A Creditor is considered a “secured creditor” if the individual filing for bankruptcy has executed a written voluntary lien that gives the Creditor an interest in the individual’s property. For example, a finance company holding the title to a vehicle or a bank holding a Deed of Trust/Mortgage against real property would be a secured creditor in a bankruptcy proceeding. If an individual chooses not to keep the property that the secured creditor has an interest in, then the secured creditor is given the property and the debt is considered paid in full. What is a secured creditor? For example, if a residence has a mortgage on it and the individual does not wish to keep the residence, the property is returned to the mortgage holder. If the mortgage holder is not able to sell the property for the amount that the mortgage holder is owed, then the mortgage holder may not sue the individual for any remaining amount due or deficiency.
If an individual wishes to keep secured property, the individual must continue to make payments on the debt until it is paid in full regardless of the bankruptcy. A secured creditor may request that the automatic stay be lifted/terminated so that the secured creditor may proceed with the sale of property (for example, to foreclose on a deed of trust/mortgage or repossess a vehicle) if the individual does not continue to make the payments on the debt.

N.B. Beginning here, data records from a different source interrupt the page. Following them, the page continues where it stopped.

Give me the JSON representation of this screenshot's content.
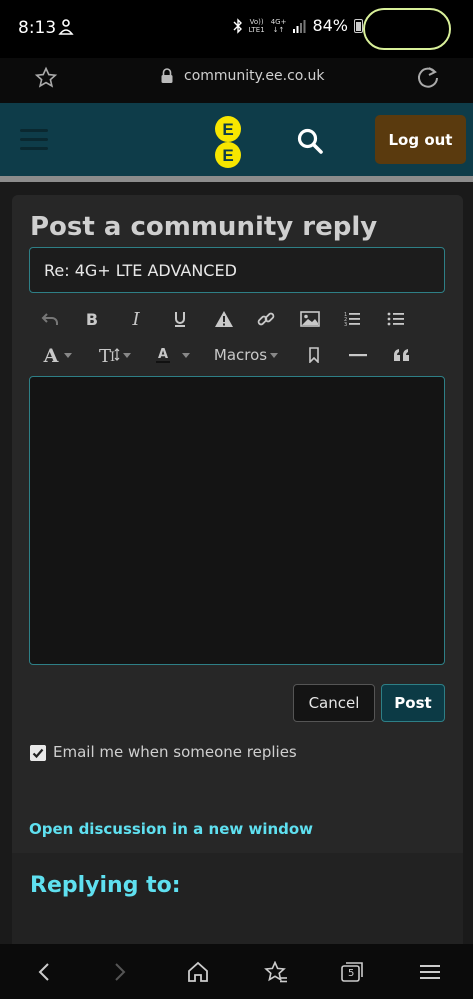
{
  "status_bar": {
    "time": "8:13",
    "net_top": "Vo))",
    "net_bottom": "LTE1",
    "gen_top": "4G+",
    "gen_bottom": "↓↑",
    "battery": "84%"
  },
  "browser": {
    "url": "community.ee.co.uk",
    "tab_count": "5"
  },
  "header": {
    "logo_line1": "E",
    "logo_line2": "E",
    "logout_label": "Log out"
  },
  "form": {
    "title": "Post a community reply",
    "subject_value": "Re: 4G+ LTE ADVANCED",
    "toolbar": {
      "macros_label": "Macros"
    },
    "cancel_label": "Cancel",
    "post_label": "Post",
    "email_label": "Email me when someone replies",
    "email_checked": true
  },
  "links": {
    "open_discussion": "Open discussion in a new window"
  },
  "replying": {
    "title": "Replying to:"
  },
  "colors": {
    "header_bg": "#0e3c49",
    "accent_teal": "#5fe0f0",
    "logout_bg": "#5a3a0e",
    "ee_yellow": "#f7e600"
  }
}
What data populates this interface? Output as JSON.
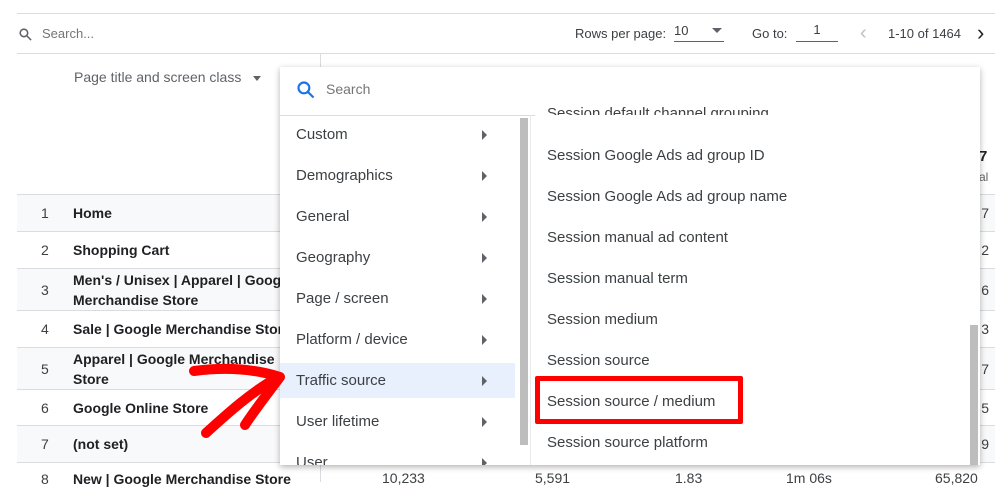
{
  "toolbar": {
    "search_placeholder": "Search...",
    "rows_per_page_label": "Rows per page:",
    "rows_per_page_value": "10",
    "goto_label": "Go to:",
    "goto_value": "1",
    "range": "1-10 of 1464"
  },
  "table": {
    "dimension_header": "Page title and screen class",
    "header_edge": "7",
    "header_edge_sub": "al",
    "rows": [
      {
        "n": "1",
        "title": "Home",
        "edge": "7"
      },
      {
        "n": "2",
        "title": "Shopping Cart",
        "edge": "2"
      },
      {
        "n": "3",
        "title": "Men's / Unisex | Apparel | Google Merchandise Store",
        "edge": "6"
      },
      {
        "n": "4",
        "title": "Sale | Google Merchandise Store",
        "edge": "3"
      },
      {
        "n": "5",
        "title": "Apparel | Google Merchandise Store",
        "edge": "7"
      },
      {
        "n": "6",
        "title": "Google Online Store",
        "edge": "5"
      },
      {
        "n": "7",
        "title": "(not set)",
        "edge": "9"
      },
      {
        "n": "8",
        "title": "New | Google Merchandise Store",
        "values": [
          "10,233",
          "5,591",
          "1.83",
          "1m 06s",
          "65,820"
        ]
      }
    ]
  },
  "menu": {
    "search_placeholder": "Search",
    "categories": [
      "Custom",
      "Demographics",
      "General",
      "Geography",
      "Page / screen",
      "Platform / device",
      "Traffic source",
      "User lifetime",
      "User"
    ],
    "active_category": "Traffic source",
    "options": [
      "Session default channel grouping",
      "Session Google Ads ad group ID",
      "Session Google Ads ad group name",
      "Session manual ad content",
      "Session manual term",
      "Session medium",
      "Session source",
      "Session source / medium",
      "Session source platform"
    ],
    "highlighted_option": "Session source / medium"
  },
  "colors": {
    "accent": "#1a73e8",
    "annotation": "#ff0000",
    "active_bg": "#e8f0fe"
  }
}
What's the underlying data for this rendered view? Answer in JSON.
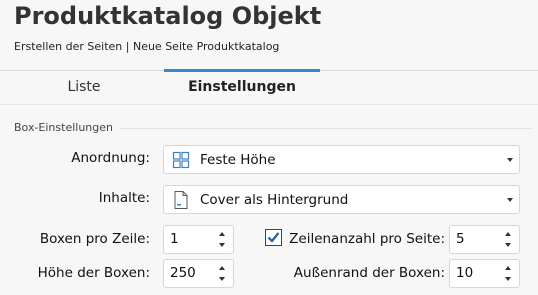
{
  "header": {
    "title": "Produktkatalog Objekt",
    "breadcrumb": "Erstellen der Seiten | Neue Seite Produktkatalog"
  },
  "tabs": [
    {
      "label": "Liste",
      "active": false
    },
    {
      "label": "Einstellungen",
      "active": true
    }
  ],
  "accent_color": "#3b86c4",
  "section": {
    "label": "Box-Einstellungen"
  },
  "fields": {
    "anordnung": {
      "label": "Anordnung:",
      "value": "Feste Höhe",
      "icon": "grid-layout-icon"
    },
    "inhalte": {
      "label": "Inhalte:",
      "value": "Cover als Hintergrund",
      "icon": "page-icon"
    },
    "boxen_pro_zeile": {
      "label": "Boxen pro Zeile:",
      "value": "1"
    },
    "zeilenanzahl": {
      "label": "Zeilenanzahl pro Seite:",
      "checked": true,
      "value": "5"
    },
    "hoehe_boxen": {
      "label": "Höhe der Boxen:",
      "value": "250"
    },
    "aussenrand": {
      "label": "Außenrand der Boxen:",
      "value": "10"
    }
  }
}
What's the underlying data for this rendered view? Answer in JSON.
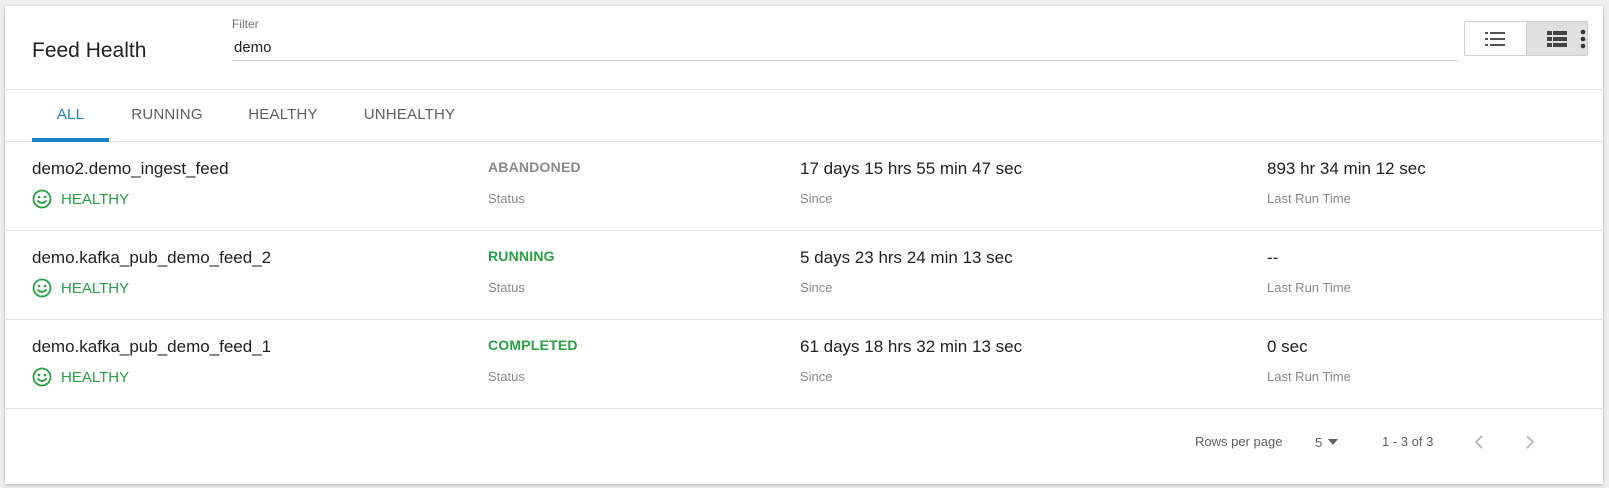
{
  "header": {
    "title": "Feed Health",
    "filter_label": "Filter",
    "filter_value": "demo"
  },
  "view_toggle": {
    "list_icon": "list-view-icon",
    "table_icon": "table-view-icon",
    "active": "table"
  },
  "more_icon": "more-vert-icon",
  "tabs": [
    {
      "label": "ALL",
      "active": true
    },
    {
      "label": "RUNNING",
      "active": false
    },
    {
      "label": "HEALTHY",
      "active": false
    },
    {
      "label": "UNHEALTHY",
      "active": false
    }
  ],
  "rows": [
    {
      "name": "demo2.demo_ingest_feed",
      "health": "HEALTHY",
      "health_icon": "smiley-icon",
      "status": "ABANDONED",
      "status_color": "#8a8a8a",
      "status_label": "Status",
      "since": "17 days 15 hrs 55 min 47 sec",
      "since_label": "Since",
      "last_run": "893 hr 34 min 12 sec",
      "last_run_label": "Last Run Time"
    },
    {
      "name": "demo.kafka_pub_demo_feed_2",
      "health": "HEALTHY",
      "health_icon": "smiley-icon",
      "status": "RUNNING",
      "status_color": "#25a244",
      "status_label": "Status",
      "since": "5 days 23 hrs 24 min 13 sec",
      "since_label": "Since",
      "last_run": "--",
      "last_run_label": "Last Run Time"
    },
    {
      "name": "demo.kafka_pub_demo_feed_1",
      "health": "HEALTHY",
      "health_icon": "smiley-icon",
      "status": "COMPLETED",
      "status_color": "#25a244",
      "status_label": "Status",
      "since": "61 days 18 hrs 32 min 13 sec",
      "since_label": "Since",
      "last_run": "0 sec",
      "last_run_label": "Last Run Time"
    }
  ],
  "pagination": {
    "rows_per_page_label": "Rows per page",
    "rows_per_page": "5",
    "range": "1 - 3 of 3"
  },
  "colors": {
    "accent": "#1e82c8",
    "healthy": "#25a244",
    "muted": "#8a8a8a"
  }
}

Contact a Hawthorne Nevada bankruptcy attorney today at (775) 333-1010 for a free consultation.